The second intifada broke out not only because Israel took advantage of the Oslo process to expand its control of the Palestinians and their land, but also because its authors were showing their resentment of Palestinian self-rule. They linked the socioeconomic insult to the fact that the Palestinian Authority had become a subcontractor for the IDF and the Shin Bet security service.
When Israel killed unarmed demonstrators, beginning on the very first day of the uprising, the cult of the armed struggle found new justification. Fatah was governed by schizophrenia: it had become a neutered political party in power but was also still a mass movement. The green light given by its senior personnel to use arms was the result of cynical considerations.
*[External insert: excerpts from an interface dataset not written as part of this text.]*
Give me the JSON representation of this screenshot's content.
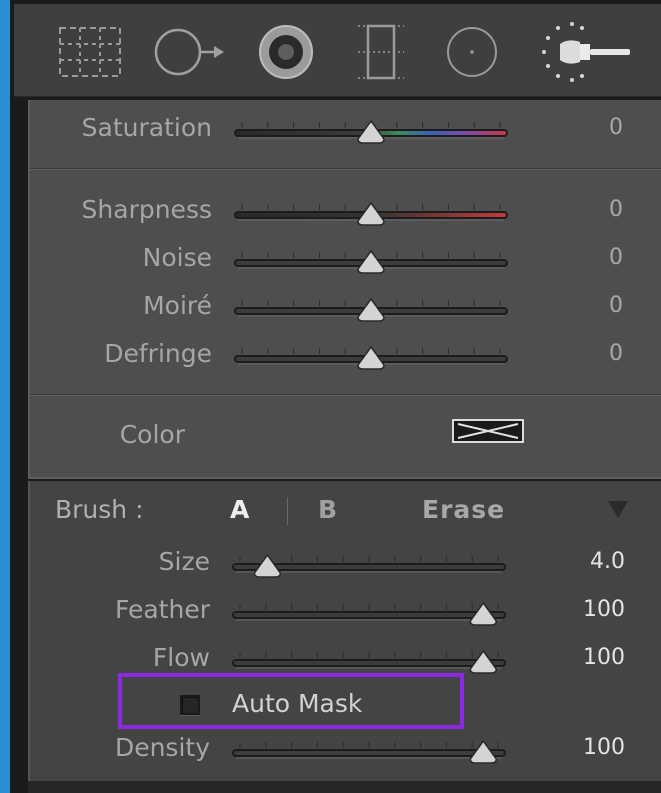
{
  "toolbar": {
    "tools": [
      {
        "name": "crop-overlay-tool-icon"
      },
      {
        "name": "spot-removal-tool-icon"
      },
      {
        "name": "red-eye-correction-tool-icon",
        "active": true
      },
      {
        "name": "graduated-filter-tool-icon"
      },
      {
        "name": "radial-filter-tool-icon"
      },
      {
        "name": "adjustment-brush-tool-icon"
      }
    ]
  },
  "adjustments": {
    "saturation": {
      "label": "Saturation",
      "value": "0"
    },
    "sharpness": {
      "label": "Sharpness",
      "value": "0"
    },
    "noise": {
      "label": "Noise",
      "value": "0"
    },
    "moire": {
      "label": "Moiré",
      "value": "0"
    },
    "defringe": {
      "label": "Defringe",
      "value": "0"
    },
    "color": {
      "label": "Color"
    }
  },
  "brush": {
    "label": "Brush :",
    "option_a": "A",
    "option_b": "B",
    "erase": "Erase",
    "size": {
      "label": "Size",
      "value": "4.0"
    },
    "feather": {
      "label": "Feather",
      "value": "100"
    },
    "flow": {
      "label": "Flow",
      "value": "100"
    },
    "auto_mask": {
      "label": "Auto Mask",
      "checked": false
    },
    "density": {
      "label": "Density",
      "value": "100"
    }
  },
  "colors": {
    "highlight": "#8a2be2",
    "panel": "#4e4e4e",
    "background": "#2b8fd6"
  }
}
They didn't want to lose their status. Their subordinates, meanwhile, had learned that it was possible to turn the gun and the machismo that gun represents into capital, which forced the PA to take greater interest in them.
But handing out jobs in the security apparatus to thousands of young people without any educational or professional future, the solution the PA came up with in the 1990s and one to which they are clinging to today, does not really wipe out cumulative sociopolitical resentments, especially in the refugee camps. The economic gaps are now more apparent than ever, even when released prisoners are getting entitlements that are higher than ever.
The authority carried out a wave of arrests in May (which included Mu'ayyed and Zakaria) and turned yesterday's heroes into today's criminal problem. At the same time it was glorifying the Palestinian prisoners who were on a hunger strike in Israeli prisons. Many of them are not only relatives and friends of those recently arrested by the Palestinian Authority, but like them, they too turned the gun, the symbol of machismo, into both capital and cult.
Thus the leadership of the PA is again sending out mixed messages and broadcasting dishonesty. The brutality of the arrests, no matter what the suspicions, shows that the PA is afraid of the social resentments, and as a preventive measure, is suppressing anyone it thinks may be a potential representative or leader. Or, as Alia Amer, the mother of Ziad and Mu'ayyed, says, "All the talk on TV [against the detainees] is meant to justify the positions of senior authority personnel."